*Directions for this task*
An exact copy of the data is needed, but without any of its images.

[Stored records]
☆ ☆ ☆

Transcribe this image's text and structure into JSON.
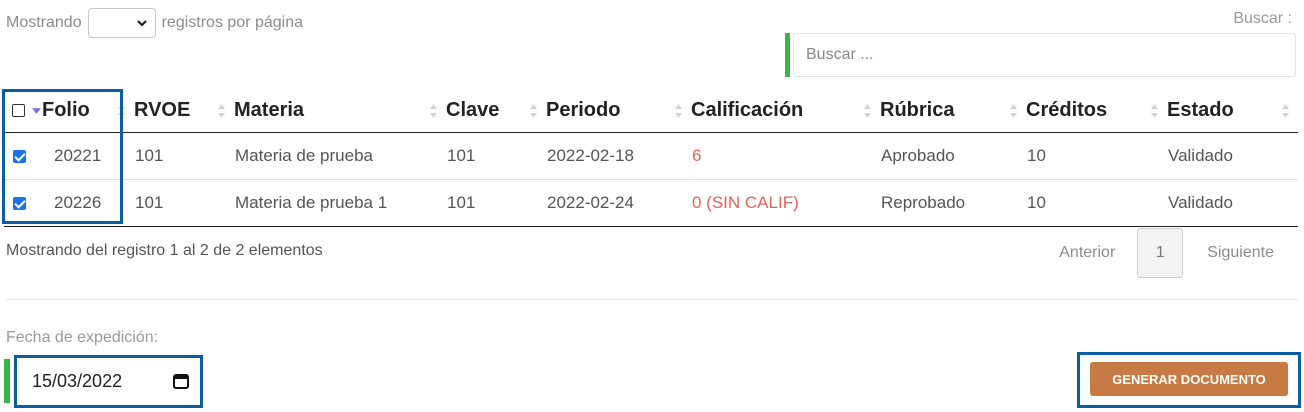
{
  "length_menu": {
    "prefix": "Mostrando",
    "suffix": "registros por página",
    "selected": ""
  },
  "search": {
    "label": "Buscar :",
    "placeholder": "Buscar ..."
  },
  "table": {
    "columns": [
      "Folio",
      "RVOE",
      "Materia",
      "Clave",
      "Periodo",
      "Calificación",
      "Rúbrica",
      "Créditos",
      "Estado"
    ],
    "rows": [
      {
        "checked": true,
        "folio": "20221",
        "rvoe": "101",
        "materia": "Materia de prueba",
        "clave": "101",
        "periodo": "2022-02-18",
        "calificacion": "6",
        "rubrica": "Aprobado",
        "creditos": "10",
        "estado": "Validado"
      },
      {
        "checked": true,
        "folio": "20226",
        "rvoe": "101",
        "materia": "Materia de prueba 1",
        "clave": "101",
        "periodo": "2022-02-24",
        "calificacion": "0 (SIN CALIF)",
        "rubrica": "Reprobado",
        "creditos": "10",
        "estado": "Validado"
      }
    ]
  },
  "info": "Mostrando del registro 1 al 2 de 2 elementos",
  "pagination": {
    "previous": "Anterior",
    "current": "1",
    "next": "Siguiente"
  },
  "date": {
    "label": "Fecha de expedición:",
    "value": "15/03/2022"
  },
  "generate_button": "GENERAR DOCUMENTO",
  "colors": {
    "accent_green": "#35b64a",
    "button": "#c87a44",
    "highlight": "#0a5ea8",
    "grade_red": "#e0645a"
  },
  "icons": {
    "select_arrow": "chevron-down-icon",
    "sort": "sort-icon",
    "calendar": "calendar-icon"
  }
}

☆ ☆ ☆

*Response area*
Transcribe this image's text and structure into JSON.
{
  "length_menu": {
    "prefix": "Mostrando",
    "suffix": "registros por página",
    "selected": ""
  },
  "search": {
    "label": "Buscar :",
    "placeholder": "Buscar ..."
  },
  "table": {
    "columns": [
      "Folio",
      "RVOE",
      "Materia",
      "Clave",
      "Periodo",
      "Calificación",
      "Rúbrica",
      "Créditos",
      "Estado"
    ],
    "rows": [
      {
        "checked": true,
        "folio": "20221",
        "rvoe": "101",
        "materia": "Materia de prueba",
        "clave": "101",
        "periodo": "2022-02-18",
        "calificacion": "6",
        "rubrica": "Aprobado",
        "creditos": "10",
        "estado": "Validado"
      },
      {
        "checked": true,
        "folio": "20226",
        "rvoe": "101",
        "materia": "Materia de prueba 1",
        "clave": "101",
        "periodo": "2022-02-24",
        "calificacion": "0 (SIN CALIF)",
        "rubrica": "Reprobado",
        "creditos": "10",
        "estado": "Validado"
      }
    ]
  },
  "info": "Mostrando del registro 1 al 2 de 2 elementos",
  "pagination": {
    "previous": "Anterior",
    "current": "1",
    "next": "Siguiente"
  },
  "date": {
    "label": "Fecha de expedición:",
    "value": "15/03/2022"
  },
  "generate_button": "GENERAR DOCUMENTO",
  "colors": {
    "accent_green": "#35b64a",
    "button": "#c87a44",
    "highlight": "#0a5ea8",
    "grade_red": "#e0645a"
  },
  "icons": {
    "select_arrow": "chevron-down-icon",
    "sort": "sort-icon",
    "calendar": "calendar-icon"
  }
}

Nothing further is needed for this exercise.